Well, it’s probably no secret that I love Studio Ghibli animes and their magical worlds and being. And I wanted to do a bottle garden for a while, the jar has been standing in the cellar for ages. A bottle garden is a close eco system, where the plants produce oxygen and carbohydrates that then gets consumed by the microorganisms that feed on the decaying plant matter. They’re an invention of 19th century botanists that needed to transport their precious plant samples by boat. The closed boxes don’t need water or fertilizer and there are some that are decades old.
I finally decided what I wanted to do with it and got some supplies, only to be foiled by transport damage. I love the kodama, the little tree spirits from Princess Mononoke and happily ordered some on Etsy, only this is how they arrived:
The seller promised quick replacement, but I didn’t want to wait because who could tell if I had time then, so I glued them back together. They’re extremely detailed gypsum casts, so I covered them with clear nail polish because I was afraid that otherwise they’d melt inside the bottle garden. Then I wanted a small dead twig from our old apple tree and ended up tearing off a big branch…
Next: assembling the garden. First layer: pebbles for drainage.
I actually wanted to add a layer of clay substrate, but I couldn’t find it anymore. I won’t claim to have a photographic memory, but I have a very good memory for “where did I see this last”, otherwise I wouldn’t be able to deal with my chaos. Mr, not so much, and while I don’t blame him, it’s endlessly frustrating to know that he put something somewhere and him not even remembering that the thing exists. Well, the pebbles do the job anyway. You could now add some charcoal, which I’m probably going to do retroactively.
Next: potting soil and plants.
This is pretty moist and probably a thriving ecosystem already. I planted an offspring of one of my succulents and a semper vivum (next pic). those are not ideal plants for a bottle garden. We will see how they do. If they don’t thrive I need to remove the lid and keep watering them like ordinary plants (I only keep orchids and succulents indoors because I suck at watering them).
Next step: Moss and decoration
I collected the moss from a tree stump in the garden. Did you know that by now you can by “moss for decorating” in the garden centre? Like, what?
Sadly, taking the pics through the glass is, well. The light just refracts too much.
I added some fairy lights by drilling through the lid and then sealing the hole with hot glue.
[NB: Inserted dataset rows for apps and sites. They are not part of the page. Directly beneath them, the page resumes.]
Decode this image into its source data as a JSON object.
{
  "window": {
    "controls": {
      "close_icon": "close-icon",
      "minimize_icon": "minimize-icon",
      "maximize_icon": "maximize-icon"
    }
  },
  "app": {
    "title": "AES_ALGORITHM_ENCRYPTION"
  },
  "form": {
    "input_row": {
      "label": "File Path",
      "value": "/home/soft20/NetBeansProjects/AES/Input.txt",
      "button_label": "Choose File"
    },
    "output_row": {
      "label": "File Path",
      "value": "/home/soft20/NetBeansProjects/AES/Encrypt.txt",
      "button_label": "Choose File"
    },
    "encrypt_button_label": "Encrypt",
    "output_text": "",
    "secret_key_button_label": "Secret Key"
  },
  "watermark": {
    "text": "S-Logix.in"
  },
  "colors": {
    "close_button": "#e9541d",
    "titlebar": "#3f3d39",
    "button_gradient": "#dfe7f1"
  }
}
Pics are even worse like this.
They do look happy in their new home, don’t they? Now I got to balance the water and hope that they like it in there.